**** DATA LISTING

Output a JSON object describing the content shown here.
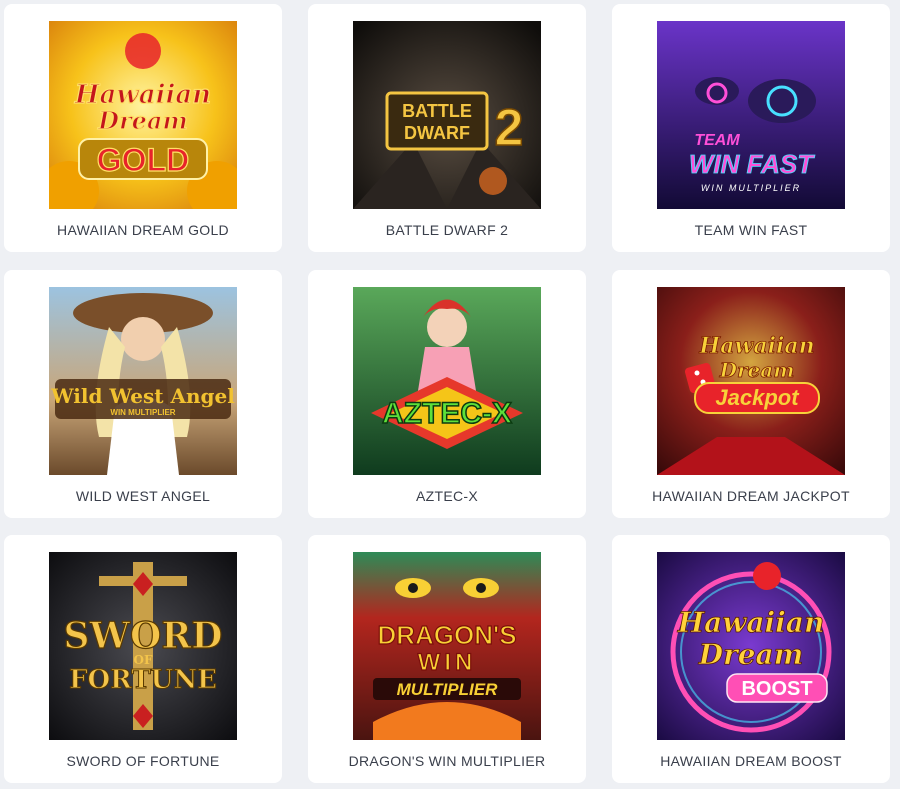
{
  "games": [
    {
      "title": "HAWAIIAN DREAM GOLD",
      "art_text": [
        "Hawaiian",
        "Dream",
        "GOLD"
      ],
      "colors": {
        "bg1": "#f7c21a",
        "bg2": "#e08a0c",
        "text": "#c4161c",
        "accent": "#ffe066"
      }
    },
    {
      "title": "BATTLE DWARF 2",
      "art_text": [
        "BATTLE",
        "DWARF",
        "2"
      ],
      "colors": {
        "bg1": "#3b3733",
        "bg2": "#141210",
        "text": "#f4c542",
        "accent": "#d2651f"
      }
    },
    {
      "title": "TEAM WIN FAST",
      "art_text": [
        "TEAM",
        "WIN FAST",
        "WIN MULTIPLIER"
      ],
      "colors": {
        "bg1": "#5a2ca8",
        "bg2": "#1a1045",
        "text": "#ff4fd8",
        "accent": "#48e0ff"
      }
    },
    {
      "title": "WILD WEST ANGEL",
      "art_text": [
        "Wild West Angel",
        "WIN MULTIPLIER"
      ],
      "colors": {
        "bg1": "#8fb6d6",
        "bg2": "#6b4a2b",
        "text": "#f2c230",
        "accent": "#4a2a12"
      }
    },
    {
      "title": "AZTEC-X",
      "art_text": [
        "AZTEC-X"
      ],
      "colors": {
        "bg1": "#2f7a3a",
        "bg2": "#0f3b1e",
        "text": "#5ee03a",
        "accent": "#e6382b"
      }
    },
    {
      "title": "HAWAIIAN DREAM JACKPOT",
      "art_text": [
        "Hawaiian",
        "Dream",
        "Jackpot"
      ],
      "colors": {
        "bg1": "#8a1f1a",
        "bg2": "#3a0a0a",
        "text": "#f7d23a",
        "accent": "#e8232a"
      }
    },
    {
      "title": "SWORD OF FORTUNE",
      "art_text": [
        "SWORD",
        "OF",
        "FORTUNE"
      ],
      "colors": {
        "bg1": "#2a2a2e",
        "bg2": "#0d0d10",
        "text": "#f3c44b",
        "accent": "#c92020"
      }
    },
    {
      "title": "DRAGON'S WIN MULTIPLIER",
      "art_text": [
        "DRAGON'S",
        "WIN",
        "MULTIPLIER"
      ],
      "colors": {
        "bg1": "#b3261e",
        "bg2": "#4a1410",
        "text": "#f8d035",
        "accent": "#2e8b57"
      }
    },
    {
      "title": "HAWAIIAN DREAM BOOST",
      "art_text": [
        "Hawaiian",
        "Dream",
        "BOOST"
      ],
      "colors": {
        "bg1": "#5a1e9e",
        "bg2": "#1b0b44",
        "text": "#ffd23a",
        "accent": "#ff4fb5"
      }
    }
  ]
}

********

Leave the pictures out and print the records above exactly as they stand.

Output a JSON object describing the content shown here.
{
  "games": [
    {
      "title": "HAWAIIAN DREAM GOLD",
      "art_text": [
        "Hawaiian",
        "Dream",
        "GOLD"
      ],
      "colors": {
        "bg1": "#f7c21a",
        "bg2": "#e08a0c",
        "text": "#c4161c",
        "accent": "#ffe066"
      }
    },
    {
      "title": "BATTLE DWARF 2",
      "art_text": [
        "BATTLE",
        "DWARF",
        "2"
      ],
      "colors": {
        "bg1": "#3b3733",
        "bg2": "#141210",
        "text": "#f4c542",
        "accent": "#d2651f"
      }
    },
    {
      "title": "TEAM WIN FAST",
      "art_text": [
        "TEAM",
        "WIN FAST",
        "WIN MULTIPLIER"
      ],
      "colors": {
        "bg1": "#5a2ca8",
        "bg2": "#1a1045",
        "text": "#ff4fd8",
        "accent": "#48e0ff"
      }
    },
    {
      "title": "WILD WEST ANGEL",
      "art_text": [
        "Wild West Angel",
        "WIN MULTIPLIER"
      ],
      "colors": {
        "bg1": "#8fb6d6",
        "bg2": "#6b4a2b",
        "text": "#f2c230",
        "accent": "#4a2a12"
      }
    },
    {
      "title": "AZTEC-X",
      "art_text": [
        "AZTEC-X"
      ],
      "colors": {
        "bg1": "#2f7a3a",
        "bg2": "#0f3b1e",
        "text": "#5ee03a",
        "accent": "#e6382b"
      }
    },
    {
      "title": "HAWAIIAN DREAM JACKPOT",
      "art_text": [
        "Hawaiian",
        "Dream",
        "Jackpot"
      ],
      "colors": {
        "bg1": "#8a1f1a",
        "bg2": "#3a0a0a",
        "text": "#f7d23a",
        "accent": "#e8232a"
      }
    },
    {
      "title": "SWORD OF FORTUNE",
      "art_text": [
        "SWORD",
        "OF",
        "FORTUNE"
      ],
      "colors": {
        "bg1": "#2a2a2e",
        "bg2": "#0d0d10",
        "text": "#f3c44b",
        "accent": "#c92020"
      }
    },
    {
      "title": "DRAGON'S WIN MULTIPLIER",
      "art_text": [
        "DRAGON'S",
        "WIN",
        "MULTIPLIER"
      ],
      "colors": {
        "bg1": "#b3261e",
        "bg2": "#4a1410",
        "text": "#f8d035",
        "accent": "#2e8b57"
      }
    },
    {
      "title": "HAWAIIAN DREAM BOOST",
      "art_text": [
        "Hawaiian",
        "Dream",
        "BOOST"
      ],
      "colors": {
        "bg1": "#5a1e9e",
        "bg2": "#1b0b44",
        "text": "#ffd23a",
        "accent": "#ff4fb5"
      }
    }
  ]
}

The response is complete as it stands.